* WORK REQUIRED *
The full listing must be reproduced exactly as given.

_ _ _ _

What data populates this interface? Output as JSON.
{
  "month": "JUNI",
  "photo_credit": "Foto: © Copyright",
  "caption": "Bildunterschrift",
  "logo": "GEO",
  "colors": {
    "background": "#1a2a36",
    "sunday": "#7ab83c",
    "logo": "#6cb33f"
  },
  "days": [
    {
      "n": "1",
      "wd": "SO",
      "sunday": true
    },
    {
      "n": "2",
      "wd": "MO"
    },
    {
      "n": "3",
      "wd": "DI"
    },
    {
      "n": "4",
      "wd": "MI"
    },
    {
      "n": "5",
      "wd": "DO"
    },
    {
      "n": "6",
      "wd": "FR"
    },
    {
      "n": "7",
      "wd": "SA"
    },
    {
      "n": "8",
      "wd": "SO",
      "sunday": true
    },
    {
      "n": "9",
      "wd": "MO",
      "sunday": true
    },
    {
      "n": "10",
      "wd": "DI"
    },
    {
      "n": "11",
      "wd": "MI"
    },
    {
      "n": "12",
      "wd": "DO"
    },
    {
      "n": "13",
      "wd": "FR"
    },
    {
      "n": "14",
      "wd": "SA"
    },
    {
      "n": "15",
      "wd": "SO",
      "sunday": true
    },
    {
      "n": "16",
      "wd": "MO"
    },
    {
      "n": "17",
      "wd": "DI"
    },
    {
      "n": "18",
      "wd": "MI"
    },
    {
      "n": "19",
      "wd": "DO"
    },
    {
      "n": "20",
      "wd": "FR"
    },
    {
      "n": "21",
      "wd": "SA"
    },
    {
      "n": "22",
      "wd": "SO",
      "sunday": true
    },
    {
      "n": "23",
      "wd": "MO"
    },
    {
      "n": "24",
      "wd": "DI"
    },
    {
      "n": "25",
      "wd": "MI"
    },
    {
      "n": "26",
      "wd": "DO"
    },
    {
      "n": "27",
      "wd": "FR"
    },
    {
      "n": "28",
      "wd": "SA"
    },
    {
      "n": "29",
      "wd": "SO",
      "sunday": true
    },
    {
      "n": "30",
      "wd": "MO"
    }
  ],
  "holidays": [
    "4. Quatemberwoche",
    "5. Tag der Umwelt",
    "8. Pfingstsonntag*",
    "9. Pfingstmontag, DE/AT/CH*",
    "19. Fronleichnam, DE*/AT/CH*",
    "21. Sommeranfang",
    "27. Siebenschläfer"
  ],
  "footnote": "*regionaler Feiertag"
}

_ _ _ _

* TASK OUTPUT *
What data populates this interface? Output as JSON.
{
  "month": "JUNI",
  "photo_credit": "Foto: © Copyright",
  "caption": "Bildunterschrift",
  "logo": "GEO",
  "colors": {
    "background": "#1a2a36",
    "sunday": "#7ab83c",
    "logo": "#6cb33f"
  },
  "days": [
    {
      "n": "1",
      "wd": "SO",
      "sunday": true
    },
    {
      "n": "2",
      "wd": "MO"
    },
    {
      "n": "3",
      "wd": "DI"
    },
    {
      "n": "4",
      "wd": "MI"
    },
    {
      "n": "5",
      "wd": "DO"
    },
    {
      "n": "6",
      "wd": "FR"
    },
    {
      "n": "7",
      "wd": "SA"
    },
    {
      "n": "8",
      "wd": "SO",
      "sunday": true
    },
    {
      "n": "9",
      "wd": "MO",
      "sunday": true
    },
    {
      "n": "10",
      "wd": "DI"
    },
    {
      "n": "11",
      "wd": "MI"
    },
    {
      "n": "12",
      "wd": "DO"
    },
    {
      "n": "13",
      "wd": "FR"
    },
    {
      "n": "14",
      "wd": "SA"
    },
    {
      "n": "15",
      "wd": "SO",
      "sunday": true
    },
    {
      "n": "16",
      "wd": "MO"
    },
    {
      "n": "17",
      "wd": "DI"
    },
    {
      "n": "18",
      "wd": "MI"
    },
    {
      "n": "19",
      "wd": "DO"
    },
    {
      "n": "20",
      "wd": "FR"
    },
    {
      "n": "21",
      "wd": "SA"
    },
    {
      "n": "22",
      "wd": "SO",
      "sunday": true
    },
    {
      "n": "23",
      "wd": "MO"
    },
    {
      "n": "24",
      "wd": "DI"
    },
    {
      "n": "25",
      "wd": "MI"
    },
    {
      "n": "26",
      "wd": "DO"
    },
    {
      "n": "27",
      "wd": "FR"
    },
    {
      "n": "28",
      "wd": "SA"
    },
    {
      "n": "29",
      "wd": "SO",
      "sunday": true
    },
    {
      "n": "30",
      "wd": "MO"
    }
  ],
  "holidays": [
    "4. Quatemberwoche",
    "5. Tag der Umwelt",
    "8. Pfingstsonntag*",
    "9. Pfingstmontag, DE/AT/CH*",
    "19. Fronleichnam, DE*/AT/CH*",
    "21. Sommeranfang",
    "27. Siebenschläfer"
  ],
  "footnote": "*regionaler Feiertag"
}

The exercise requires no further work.